New anti-smoking labels meant to be more graphic and stronger deterrents to smoking have not been well received by anti-smoking advocates. These new labels were designed by the FDA after strong petitioning by anti-smoking groups such as Truth which said that the Surgeon General Warnings on the side of cigarette boxes did not do enough to warn potential smokers of the risks. The new graphic warnings, however, which as soon as next year will be stamped onto all cigarette packs sold in the United States, are, frankly, not enough. Many of the graphics are abstract and uninteresting, and wouldn’t scare anyone that doesn’t have an irrational fear of breathing apparatuses. Others are stark cartoons which don’t mean much of anything to anybody, smoker or no. Others are plain irrelevant.
The FDA said they are prepared to choose nine of the 36 graphics made and start slapping them on cigarette packs starting next year. However, with the overwhelming unpopularity of the ads, it is unsure if they will have enough public support to go through with any of them.
Other countries, such as Canada or Malaysia, have very strong anti-smoking campaigns which show cancer ridden mouth and gums, lungs, and throats. In fact, in Canada, it is law that instead of the Cigarette companies’ name and artwork, they must have a graphic label printed on over half of the front of the box.

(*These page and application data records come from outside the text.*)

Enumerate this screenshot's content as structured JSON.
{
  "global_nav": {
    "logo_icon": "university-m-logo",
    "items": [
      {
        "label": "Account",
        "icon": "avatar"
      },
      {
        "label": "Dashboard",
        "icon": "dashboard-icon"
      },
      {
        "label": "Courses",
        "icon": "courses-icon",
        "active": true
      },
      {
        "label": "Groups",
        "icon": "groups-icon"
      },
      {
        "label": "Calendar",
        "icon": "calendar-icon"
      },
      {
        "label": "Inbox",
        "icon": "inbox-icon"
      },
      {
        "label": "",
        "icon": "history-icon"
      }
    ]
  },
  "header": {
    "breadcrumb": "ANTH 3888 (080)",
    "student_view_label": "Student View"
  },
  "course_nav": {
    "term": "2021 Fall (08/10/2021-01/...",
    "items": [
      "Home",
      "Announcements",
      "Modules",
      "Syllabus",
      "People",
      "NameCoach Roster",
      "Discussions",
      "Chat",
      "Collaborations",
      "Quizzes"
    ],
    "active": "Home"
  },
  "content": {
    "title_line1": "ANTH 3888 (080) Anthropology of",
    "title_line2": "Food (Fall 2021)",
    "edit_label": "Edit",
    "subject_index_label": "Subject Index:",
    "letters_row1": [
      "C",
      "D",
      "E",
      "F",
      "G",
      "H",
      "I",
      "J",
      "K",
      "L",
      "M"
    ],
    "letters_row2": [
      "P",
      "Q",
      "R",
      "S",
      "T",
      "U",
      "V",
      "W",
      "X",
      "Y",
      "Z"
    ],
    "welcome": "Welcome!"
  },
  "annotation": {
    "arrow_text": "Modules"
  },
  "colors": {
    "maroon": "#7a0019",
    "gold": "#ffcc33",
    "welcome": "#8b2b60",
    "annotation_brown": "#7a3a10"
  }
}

So why didn’t the FDA take more serious measures? It is hard to say, and one can only speculate, but it is easy to see that they failed to attain their goal to make more serious, more provocative anti-smoking labels, and it is doubtful that these half-measures will be effective in deterring potential smokers from starting, and even less effective in getting current smokers to quit.